Genre: Mystery & Suspense, Horror, Drama
Runtime: 120 Minutes
As one of Hitchcock’s final films, he still manages to bring a youthful experimentation touch as well as his own unique style to the film. This shocking piece of work makes it another Hitchcock classic for definite. It is dark, suspenseful and it even has edgy dark humour, or as Hitchcock calls it, ‘comedy noir’. For any fan of this director, it is a must-see and even more of a must-see if you have not seen many of his films.
After a gorgeous helicopter shot of the Thames River, we discover a victim of the ‘necktie murderer’, a woman floating to shore. We meet Richard Blaney (Jon Finch), a bitter, belligerent ex-Royal Air Force officer who cannot seem to find his way in life. He drinks too much and holds grudges too easily, and has an explosive temper, which is very near the surface as he has just lost his job. We also meet his girlfriend, a barmaid (Anna Massey); his ex-wife, a professional matchmaker (Barbara Leigh-Hunt); and his best friend, Covent Garden fruit seller Bob Rusk (Barry Foster). Their connection to the necktie murders will be clear to us in the first 30 minutes of the movie and, not coincidentally, completely misinterpreted by the police, as Chief Inspector Oxford (Alec McCowan) and his men tighten a circle around the wrong man, who rapidly runs out of options and allies.

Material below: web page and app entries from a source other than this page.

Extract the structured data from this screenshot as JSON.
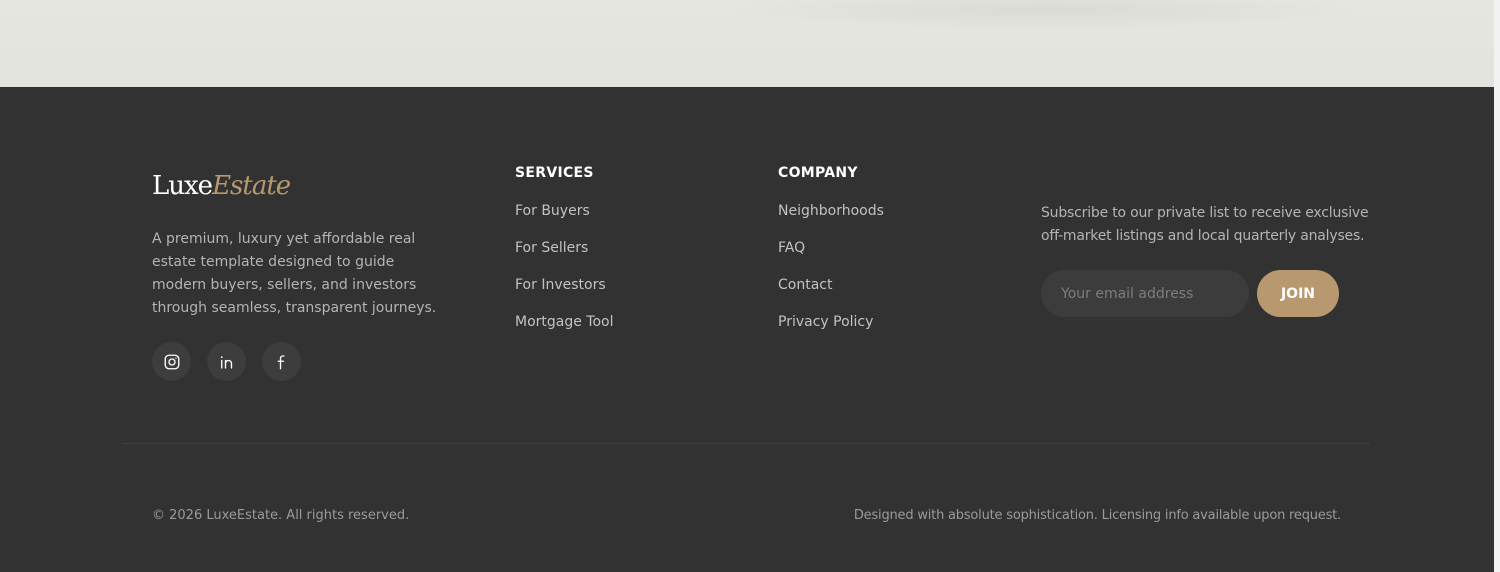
{
  "brand": {
    "name_main": "Luxe",
    "name_accent": "Estate",
    "accent_color": "#b8986f"
  },
  "about": {
    "description": "A premium, luxury yet affordable real estate template designed to guide modern buyers, sellers, and investors through seamless, transparent journeys."
  },
  "socials": [
    {
      "icon": "instagram-icon"
    },
    {
      "icon": "linkedin-icon"
    },
    {
      "icon": "facebook-icon"
    }
  ],
  "services": {
    "heading": "SERVICES",
    "links": [
      "For Buyers",
      "For Sellers",
      "For Investors",
      "Mortgage Tool"
    ]
  },
  "company": {
    "heading": "COMPANY",
    "links": [
      "Neighborhoods",
      "FAQ",
      "Contact",
      "Privacy Policy"
    ]
  },
  "newsletter": {
    "line1": "Subscribe to our private list to receive exclusive",
    "line2": "off-market listings and local quarterly analyses.",
    "placeholder": "Your email address",
    "button_label": "JOIN"
  },
  "bottom": {
    "copyright": "© 2026 LuxeEstate. All rights reserved.",
    "credits": "Designed with absolute sophistication. Licensing info available upon request."
  },
  "colors": {
    "footer_bg": "#323232",
    "page_bg": "#e4e4df",
    "button_bg": "#b8986f"
  }
}
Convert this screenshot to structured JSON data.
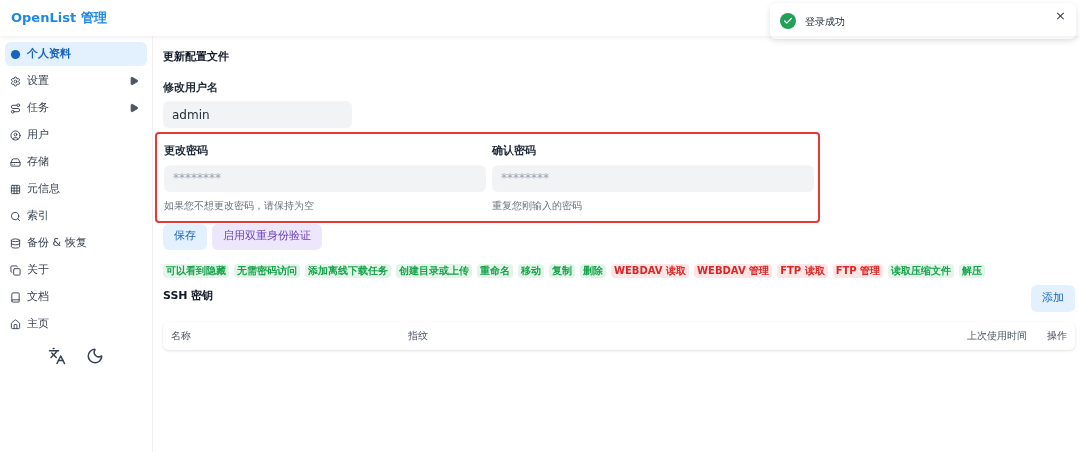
{
  "header": {
    "brand": "OpenList 管理"
  },
  "sidebar": {
    "items": [
      {
        "label": "个人资料",
        "selected": true,
        "kind": "link"
      },
      {
        "label": "设置",
        "selected": false,
        "kind": "group"
      },
      {
        "label": "任务",
        "selected": false,
        "kind": "group"
      },
      {
        "label": "用户",
        "selected": false,
        "kind": "link"
      },
      {
        "label": "存储",
        "selected": false,
        "kind": "link"
      },
      {
        "label": "元信息",
        "selected": false,
        "kind": "link"
      },
      {
        "label": "索引",
        "selected": false,
        "kind": "link"
      },
      {
        "label": "备份 & 恢复",
        "selected": false,
        "kind": "link"
      },
      {
        "label": "关于",
        "selected": false,
        "kind": "link"
      },
      {
        "label": "文档",
        "selected": false,
        "kind": "link"
      },
      {
        "label": "主页",
        "selected": false,
        "kind": "link"
      }
    ]
  },
  "toast": {
    "message": "登录成功",
    "close": "×"
  },
  "profile": {
    "title": "更新配置文件",
    "username": {
      "label": "修改用户名",
      "value": "admin"
    },
    "password": {
      "label": "更改密码",
      "placeholder": "********",
      "hint": "如果您不想更改密码，请保持为空"
    },
    "confirm": {
      "label": "确认密码",
      "placeholder": "********",
      "hint": "重复您刚输入的密码"
    },
    "buttons": [
      "保存",
      "启用双重身份验证"
    ],
    "permissions": [
      {
        "label": "可以看到隐藏",
        "color": "#16a34a"
      },
      {
        "label": "无需密码访问",
        "color": "#16a34a"
      },
      {
        "label": "添加离线下载任务",
        "color": "#16a34a"
      },
      {
        "label": "创建目录或上传",
        "color": "#16a34a"
      },
      {
        "label": "重命名",
        "color": "#16a34a"
      },
      {
        "label": "移动",
        "color": "#16a34a"
      },
      {
        "label": "复制",
        "color": "#16a34a"
      },
      {
        "label": "删除",
        "color": "#16a34a"
      },
      {
        "label": "WEBDAV 读取",
        "color": "#dc2626"
      },
      {
        "label": "WEBDAV 管理",
        "color": "#dc2626"
      },
      {
        "label": "FTP 读取",
        "color": "#dc2626"
      },
      {
        "label": "FTP 管理",
        "color": "#dc2626"
      },
      {
        "label": "读取压缩文件",
        "color": "#16a34a"
      },
      {
        "label": "解压",
        "color": "#16a34a"
      }
    ]
  },
  "ssh": {
    "title": "SSH 密钥",
    "add": "添加",
    "columns": [
      "名称",
      "指纹",
      "上次使用时间",
      "操作"
    ]
  }
}
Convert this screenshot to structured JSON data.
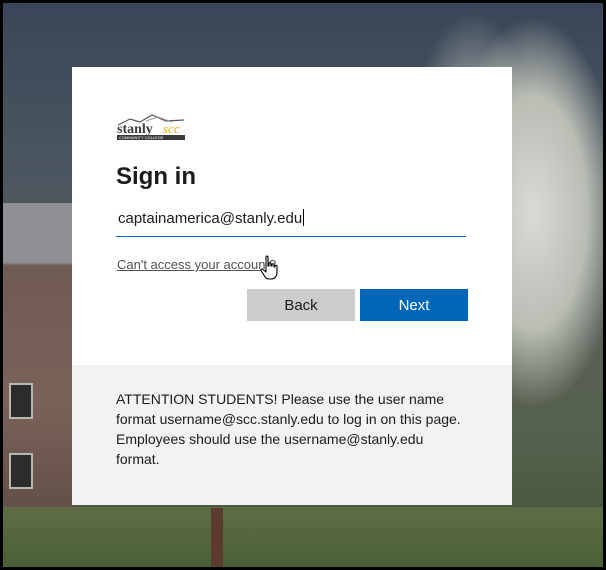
{
  "logo": {
    "brand": "stanly",
    "subtitle": "COMMUNITY COLLEGE"
  },
  "signin": {
    "title": "Sign in",
    "email_value": "captainamerica@stanly.edu",
    "cant_access_link": "Can't access your account?",
    "back_label": "Back",
    "next_label": "Next"
  },
  "notice": {
    "text": "ATTENTION STUDENTS! Please use the user name format username@scc.stanly.edu to log in on this page. Employees should use the username@stanly.edu format."
  },
  "colors": {
    "accent": "#0067b8",
    "back_button": "#cccccc",
    "notice_bg": "#f2f2f2"
  },
  "icons": {
    "cursor": "hand-pointer-icon"
  }
}
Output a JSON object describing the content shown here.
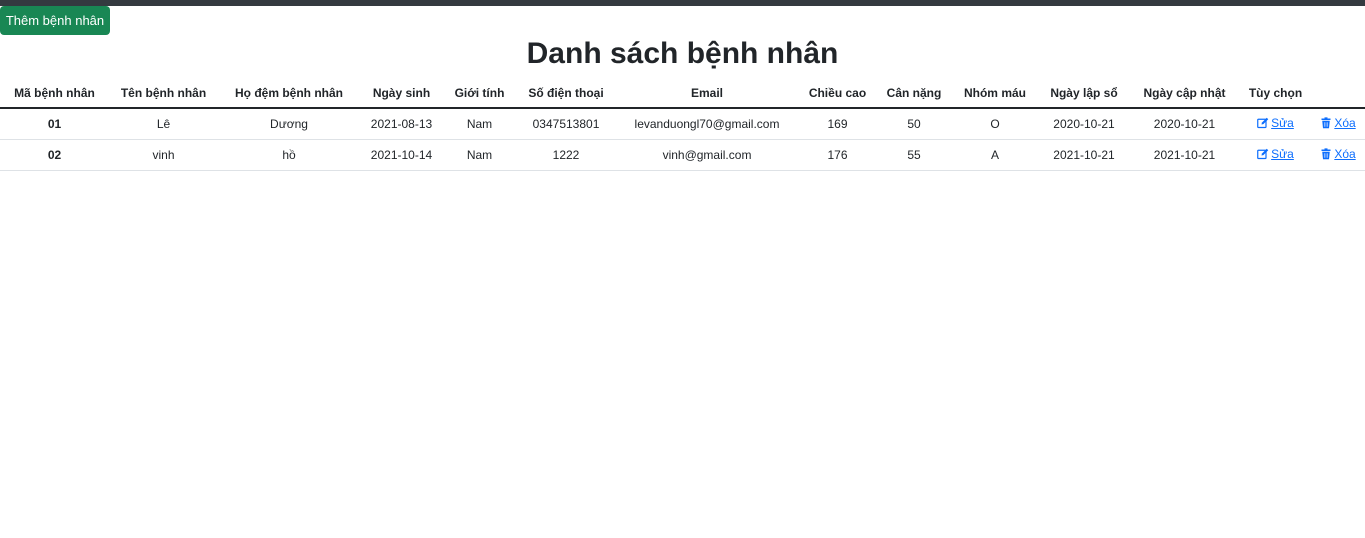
{
  "toolbar": {
    "add_label": "Thêm bệnh nhân"
  },
  "page": {
    "title": "Danh sách bệnh nhân"
  },
  "table": {
    "headers": [
      "Mã bệnh nhân",
      "Tên bệnh nhân",
      "Họ đệm bệnh nhân",
      "Ngày sinh",
      "Giới tính",
      "Số điện thoại",
      "Email",
      "Chiều cao",
      "Cân nặng",
      "Nhóm máu",
      "Ngày lập sổ",
      "Ngày cập nhật",
      "Tùy chọn",
      ""
    ],
    "rows": [
      {
        "id": "01",
        "first_name": "Lê",
        "last_name": "Dương",
        "dob": "2021-08-13",
        "gender": "Nam",
        "phone": "0347513801",
        "email": "levanduongl70@gmail.com",
        "height": "169",
        "weight": "50",
        "blood_type": "O",
        "created": "2020-10-21",
        "updated": "2020-10-21",
        "edit_label": "Sửa",
        "delete_label": "Xóa"
      },
      {
        "id": "02",
        "first_name": "vinh",
        "last_name": "hồ",
        "dob": "2021-10-14",
        "gender": "Nam",
        "phone": "1222",
        "email": "vinh@gmail.com",
        "height": "176",
        "weight": "55",
        "blood_type": "A",
        "created": "2021-10-21",
        "updated": "2021-10-21",
        "edit_label": "Sửa",
        "delete_label": "Xóa"
      }
    ]
  },
  "colors": {
    "topbar": "#343a40",
    "add_button": "#198754",
    "link": "#0d6efd"
  },
  "icons": {
    "edit": "edit-square-pen-icon",
    "delete": "trash-icon"
  }
}
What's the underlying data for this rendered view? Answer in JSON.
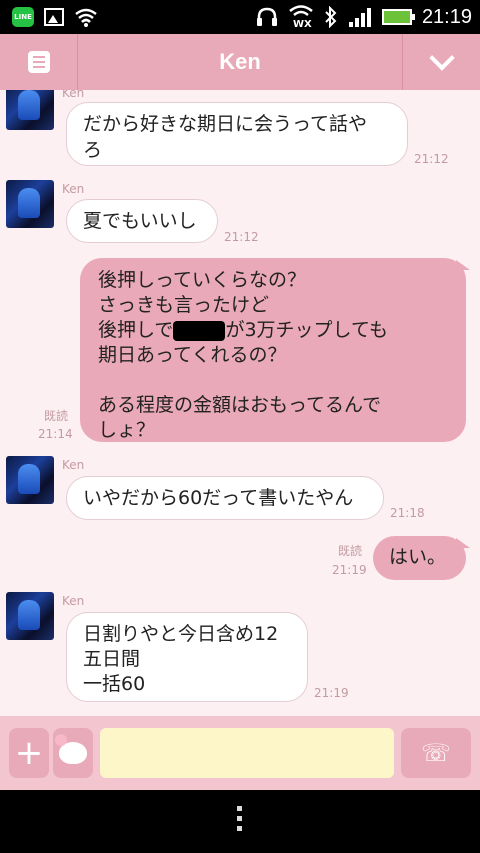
{
  "status_bar": {
    "time": "21:19",
    "wifi_label": "WX",
    "line_label": "LINE"
  },
  "header": {
    "title": "Ken"
  },
  "messages": [
    {
      "sender": "Ken",
      "text": "だから好きな期日に会うって話や\nろ",
      "time": "21:12"
    },
    {
      "sender": "Ken",
      "text": "夏でもいいし",
      "time": "21:12"
    },
    {
      "text_before": "後押しっていくらなの？\nさっきも言ったけど\n後押しで",
      "text_after": "が3万チップしても\n期日あってくれるの？\n\nある程度の金額はおもってるんで\nしょ？",
      "read": "既読",
      "time": "21:14"
    },
    {
      "sender": "Ken",
      "text": "いやだから60だって書いたやん",
      "time": "21:18"
    },
    {
      "text": "はい。",
      "read": "既読",
      "time": "21:19"
    },
    {
      "sender": "Ken",
      "text": "日割りやと今日含め12\n五日間\n一括60",
      "time": "21:19"
    }
  ],
  "input_bar": {
    "plus_label": "+",
    "call_icon": "☏",
    "placeholder": ""
  },
  "colors": {
    "header": "#e8a9b8",
    "outgoing_bubble": "#eaa9b8",
    "input_field": "#fdf6c9",
    "background": "#fdf0f2"
  }
}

Hitchcock’s scheme has returned here, of the wrong man being accused of a murder, simply someone being in the wrong place at the wrong time. I am sure many can argue that Hitchcock makes the same films repeatedly, but he merely follows the scheme and always brings new things to the screen. If you compare this to one of his earlier films like “The Lodger” were this scheme begins you will see tremendous difference. In addition, even if you compare it to “Stage Fright” in 1950. This scheme is excellent and Hitchcock can truly always pull it off.
Once more Hitchcock has made excellent use of the camera. In one shot, we have the real murderer walking up the stairs with a woman to her apartment. They enter the room as the murderer says, “you are my kind of woman”, phrase you will be familiar of previously in the film. Everything goes silent and the camera tracks backwards down the stairs and in to the street, a shot that looks almost impossible because of how smooth it is. That is among many of the beautifully done shots in this film.
The deliverance from the actors was very exuberant and energetic. Foster’s role was terrifically done and I could not describe anything about it, as it would spoil it for you. Finch, who played Richard Blaney, was also very good in his role, from his actions to his movements. As for the female cast, two of which are best to mention are Brenda Blaney played by Leigh-Hunt, his ex-wife and Barbara played by Massey. Both roles were well casted making them two great characters.
One thing I commend this film of is its use of dark comedy, or comedy noir if you will. It gives the darkest of humour to the blackest character in the story, and executes it extremely well. I could not tell you of the comedic scenes as that would spoil it, but it is something you have to see to get the impact of it.
The location, which the film is set, is also wonderful because it captures some of London’s features beautifully such as the Covent Garden and the famous Thames River. Many of the scenes shots were filmed at Pinewood studios but several of the exterior shots were done in London.
Just before this film, he had three unsuccessful films at the box office being, “Marnie”, “Topaz” and “Torn Curtain”. He redeemed himself with Frenzy, however, which marked his return not only to England for the first time in 20 years but also to the subject matter with which he'd started his career in thrillers back in 1926 -- murder, and a hunt for a serial killer in London. This film has a horrifically memorable moment that will certainly surprise you, which I will keep nameless. “Frenzy” is another Hitchcock classic that has a great edgy quality to it with its blend of thrills, suspense, dark humour and the ultimate Hitchcock touch.
My Rating: 8.5/10